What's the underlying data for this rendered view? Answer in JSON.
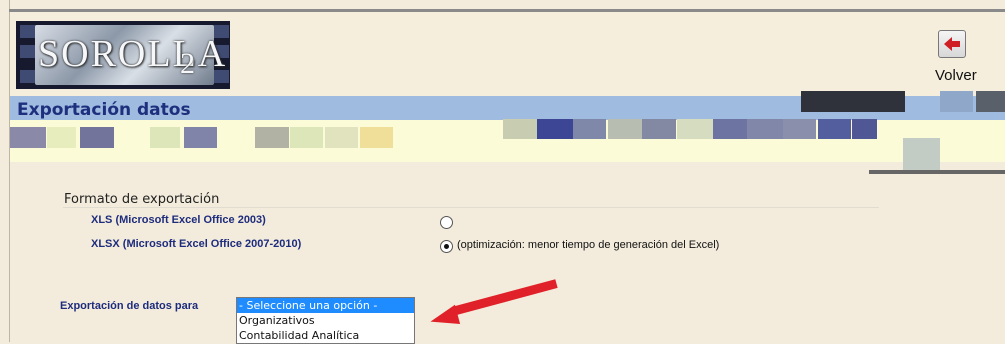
{
  "header": {
    "logo_text": "SOROLLA",
    "logo_sub": "2",
    "back_label": "Volver"
  },
  "page": {
    "title": "Exportación datos"
  },
  "export": {
    "section_title": "Formato de exportación",
    "options": [
      {
        "label": "XLS (Microsoft Excel Office 2003)",
        "selected": false
      },
      {
        "label": "XLSX (Microsoft Excel Office 2007-2010)",
        "selected": true,
        "note": "(optimización: menor tiempo de generación del Excel)"
      }
    ],
    "data_for_label": "Exportación de datos para",
    "select_options": [
      "- Seleccione una opción -",
      "Organizativos",
      "Contabilidad Analítica"
    ]
  },
  "colors": {
    "title_band": "#9fbbe0",
    "title_text": "#1d2f7d",
    "highlight": "#1e8cff",
    "annotation_arrow": "#e12129"
  }
}
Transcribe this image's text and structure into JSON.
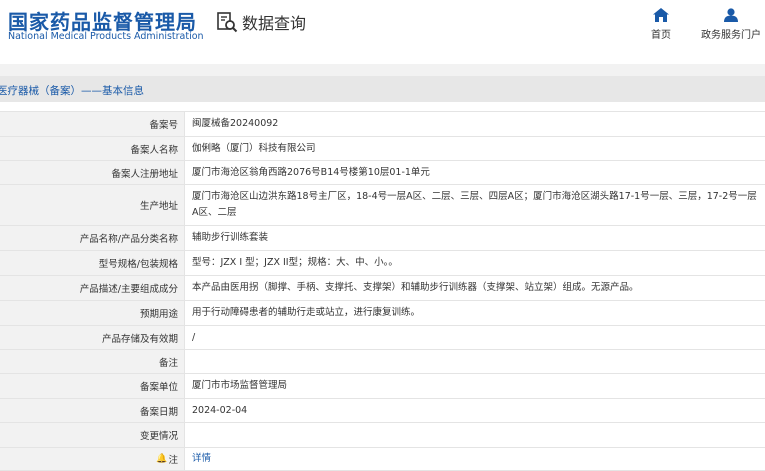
{
  "header": {
    "logo_cn": "国家药品监督管理局",
    "logo_en": "National Medical Products Administration",
    "query_label": "数据查询",
    "nav": {
      "home": "首页",
      "service": "政务服务门户"
    }
  },
  "page_title": "医疗器械（备案）——基本信息",
  "fields": {
    "record_no": {
      "label": "备案号",
      "value": "闽厦械备20240092"
    },
    "filer_name": {
      "label": "备案人名称",
      "value": "伽俐略（厦门）科技有限公司"
    },
    "filer_address": {
      "label": "备案人注册地址",
      "value": "厦门市海沧区翁角西路2076号B14号楼第10层01-1单元"
    },
    "production_address": {
      "label": "生产地址",
      "value": "厦门市海沧区山边洪东路18号主厂区，18-4号一层A区、二层、三层、四层A区；厦门市海沧区湖头路17-1号一层、三层，17-2号一层A区、二层"
    },
    "product_name": {
      "label": "产品名称/产品分类名称",
      "value": "辅助步行训练套装"
    },
    "model_spec": {
      "label": "型号规格/包装规格",
      "value": "型号：JZX I 型；JZX II型；规格：大、中、小。。"
    },
    "description": {
      "label": "产品描述/主要组成成分",
      "value": "本产品由医用拐（脚撑、手柄、支撑托、支撑架）和辅助步行训练器（支撑架、站立架）组成。无源产品。"
    },
    "intended_use": {
      "label": "预期用途",
      "value": "用于行动障碍患者的辅助行走或站立，进行康复训练。"
    },
    "storage": {
      "label": "产品存储及有效期",
      "value": "/"
    },
    "remarks": {
      "label": "备注",
      "value": ""
    },
    "record_unit": {
      "label": "备案单位",
      "value": "厦门市市场监督管理局"
    },
    "record_date": {
      "label": "备案日期",
      "value": "2024-02-04"
    },
    "change_info": {
      "label": "变更情况",
      "value": ""
    },
    "notes": {
      "label": "注",
      "icon": "bell-icon",
      "link": "详情"
    }
  },
  "colors": {
    "brand": "#1a5aa8",
    "label_bg": "#f2f2f2",
    "title_bg": "#e7e7e7",
    "border": "#e4e4e4"
  }
}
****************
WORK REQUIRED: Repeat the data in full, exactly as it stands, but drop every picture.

ANSWER AREA:
What's the underlying data for this rendered view? Answer in JSON.
{
  "header": {
    "logo_text": "SOROLLA",
    "logo_sub": "2",
    "back_label": "Volver"
  },
  "page": {
    "title": "Exportación datos"
  },
  "export": {
    "section_title": "Formato de exportación",
    "options": [
      {
        "label": "XLS (Microsoft Excel Office 2003)",
        "selected": false
      },
      {
        "label": "XLSX (Microsoft Excel Office 2007-2010)",
        "selected": true,
        "note": "(optimización: menor tiempo de generación del Excel)"
      }
    ],
    "data_for_label": "Exportación de datos para",
    "select_options": [
      "- Seleccione una opción -",
      "Organizativos",
      "Contabilidad Analítica"
    ]
  },
  "colors": {
    "title_band": "#9fbbe0",
    "title_text": "#1d2f7d",
    "highlight": "#1e8cff",
    "annotation_arrow": "#e12129"
  }
}
Transcribe this image's text and structure into JSON.
{
  "header": {
    "logo_cn": "国家药品监督管理局",
    "logo_en": "National Medical Products Administration",
    "query_label": "数据查询",
    "nav": {
      "home": "首页",
      "service": "政务服务门户"
    }
  },
  "page_title": "医疗器械（备案）——基本信息",
  "fields": {
    "record_no": {
      "label": "备案号",
      "value": "闽厦械备20240092"
    },
    "filer_name": {
      "label": "备案人名称",
      "value": "伽俐略（厦门）科技有限公司"
    },
    "filer_address": {
      "label": "备案人注册地址",
      "value": "厦门市海沧区翁角西路2076号B14号楼第10层01-1单元"
    },
    "production_address": {
      "label": "生产地址",
      "value": "厦门市海沧区山边洪东路18号主厂区，18-4号一层A区、二层、三层、四层A区；厦门市海沧区湖头路17-1号一层、三层，17-2号一层A区、二层"
    },
    "product_name": {
      "label": "产品名称/产品分类名称",
      "value": "辅助步行训练套装"
    },
    "model_spec": {
      "label": "型号规格/包装规格",
      "value": "型号：JZX I 型；JZX II型；规格：大、中、小。。"
    },
    "description": {
      "label": "产品描述/主要组成成分",
      "value": "本产品由医用拐（脚撑、手柄、支撑托、支撑架）和辅助步行训练器（支撑架、站立架）组成。无源产品。"
    },
    "intended_use": {
      "label": "预期用途",
      "value": "用于行动障碍患者的辅助行走或站立，进行康复训练。"
    },
    "storage": {
      "label": "产品存储及有效期",
      "value": "/"
    },
    "remarks": {
      "label": "备注",
      "value": ""
    },
    "record_unit": {
      "label": "备案单位",
      "value": "厦门市市场监督管理局"
    },
    "record_date": {
      "label": "备案日期",
      "value": "2024-02-04"
    },
    "change_info": {
      "label": "变更情况",
      "value": ""
    },
    "notes": {
      "label": "注",
      "icon": "bell-icon",
      "link": "详情"
    }
  },
  "colors": {
    "brand": "#1a5aa8",
    "label_bg": "#f2f2f2",
    "title_bg": "#e7e7e7",
    "border": "#e4e4e4"
  }
}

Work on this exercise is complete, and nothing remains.